Swords and Dark Magic – The news Sword and Sorcery is an anthology released in 2010, consisting of 17 stories in the style of classic Sword & Sorcery. It got pretty decent reviews and ratings, and with most of the big names of the genre being quite old already (Conan even made it into public domain almost a decade ago), I was quite intrigued to see what current authors have to offer as their personal take on it. I have to say that my personal knowledge of contemporary fantasy writers is very superficial, but even I have certainly heard of such names as Steven Erikson, Glen Cook, Michael Moorcock, and Joe Abercrombie. Since each story is by a different writer and was created independent of the others, the only sensible way to review them in detail is to do them each separately. I will keep it mostly spoiler free, but still point out specific things that I consider worth special mentioning.
As a big fan of Robert Howards Conan and fantasy works with the common themes and features of Sword & Sorcery, I still never got around to read anything by Fritz Leiber. He was the man who introduced the term Sword & Sorcery for the already existing type of fantasy literature, that with the massive impact of Tolkiens Lord of the Rings needed to identify itself as its own distinctive niche. (In hindsight, Leibers attempt to define a fantasy subgenre might have been the only one that was actually successful.) He introduced the term of Sword & Sorcery referring to the type of his own stories of Fafhrd and the Gray Mouser, but also considered Robert Howards Conan and Kull as prime examples of the genre he wanted to define.

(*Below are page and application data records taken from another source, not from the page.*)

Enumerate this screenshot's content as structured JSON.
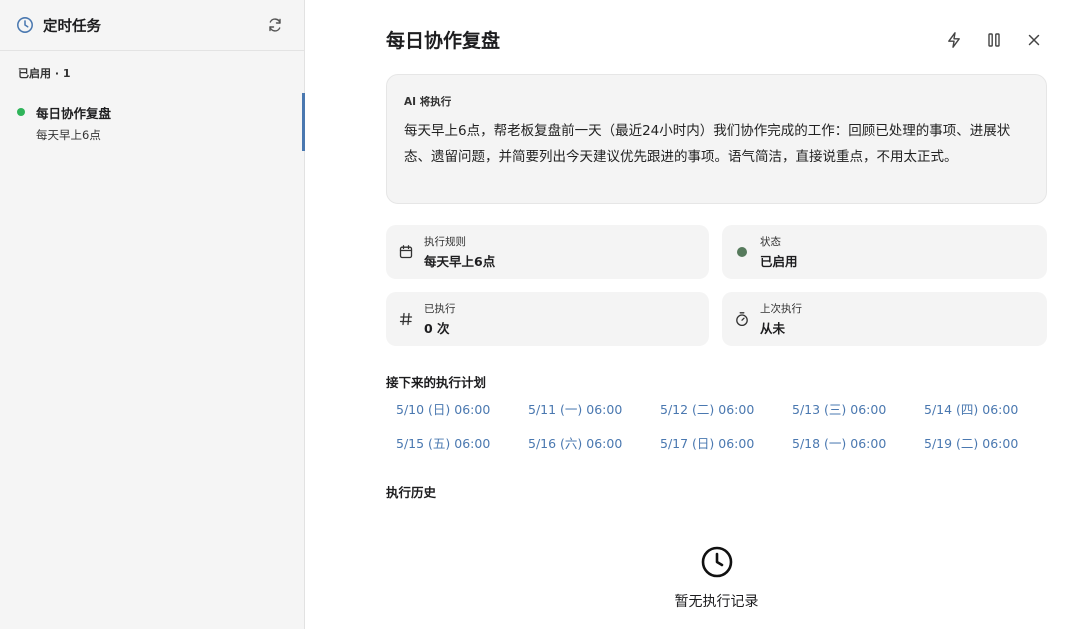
{
  "sidebar": {
    "title": "定时任务",
    "group_label": "已启用 · 1",
    "tasks": [
      {
        "name": "每日协作复盘",
        "schedule": "每天早上6点",
        "status_color": "#2fb45a"
      }
    ]
  },
  "detail": {
    "title": "每日协作复盘",
    "ai_label": "AI 将执行",
    "ai_text": "每天早上6点，帮老板复盘前一天（最近24小时内）我们协作完成的工作：回顾已处理的事项、进展状态、遗留问题，并简要列出今天建议优先跟进的事项。语气简洁，直接说重点，不用太正式。",
    "cards": {
      "rule": {
        "label": "执行规则",
        "value": "每天早上6点",
        "icon": "calendar-icon"
      },
      "status": {
        "label": "状态",
        "value": "已启用",
        "icon": "status-dot"
      },
      "count": {
        "label": "已执行",
        "value": "0 次",
        "icon": "hash-icon"
      },
      "last": {
        "label": "上次执行",
        "value": "从未",
        "icon": "stopwatch-icon"
      }
    },
    "plan_title": "接下来的执行计划",
    "plan": [
      "5/10 (日) 06:00",
      "5/11 (一) 06:00",
      "5/12 (二) 06:00",
      "5/13 (三) 06:00",
      "5/14 (四) 06:00",
      "5/15 (五) 06:00",
      "5/16 (六) 06:00",
      "5/17 (日) 06:00",
      "5/18 (一) 06:00",
      "5/19 (二) 06:00"
    ],
    "history_title": "执行历史",
    "history_empty": "暂无执行记录"
  },
  "colors": {
    "accent": "#4a78b0",
    "enabled_green": "#2fb45a",
    "status_green": "#567a5c"
  },
  "icons": [
    "clock-icon",
    "refresh-icon",
    "lightning-icon",
    "pause-icon",
    "close-icon",
    "calendar-icon",
    "hash-icon",
    "stopwatch-icon"
  ]
}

So there really was no way I could push this out any further in my own explorations of the genre, and finally got around to get myself the (chronologically) first two collections of the series about these two famous heroes. Swords and Deviltry and Swords Against Death. It turned out to be a highly sobering experience.
Damn you, Richard Baker! Did you steal my notes?
While browsing around on my continuous search for inspirational material for my Ancient Lands setting, I stumbled on Primeval Thule, a new RPG setting by Richard Baker, David Noonan, and Stephen Schubert that had a Kickstarter last year, but never really got a second glance from me. The final version was completed and released just last month, and with the 272 pages pdf being only 15€, I decided to make the gamble and give it a try without any helpful reviews of it being around it. And it looks good. Really good. You might even say too good!
Just after the first two pages I was starting to get a William Gibson moment. The story goes that Gibson was just in the process of finishing up the last touches on his groundbreaking novel Neuromancer, went he went to the theater and watched an obscure sci-fi movie called Blade Runner. And realized with a shock that he was seeing almost exactly the same thing as his own original and entirely new vision. Primeval Thule looks a lot like the outline for my own Ancient Lands setting on which I have been working for the last four years. A large, mostly unexplored continent of wild forests, where humans have arrived just 300 years ago, finding a world inhabited by the remains of the kingdoms of elves, snakemen, rakshasa, and cyclops, with much older and stranger beings slumbering underground and the weapons and armor technology being primarily bronze. Replace “cyclops” with “mountain giant” and make the elven kingdoms still powerful, and the description matches perfectly with the Ancient Lands as well.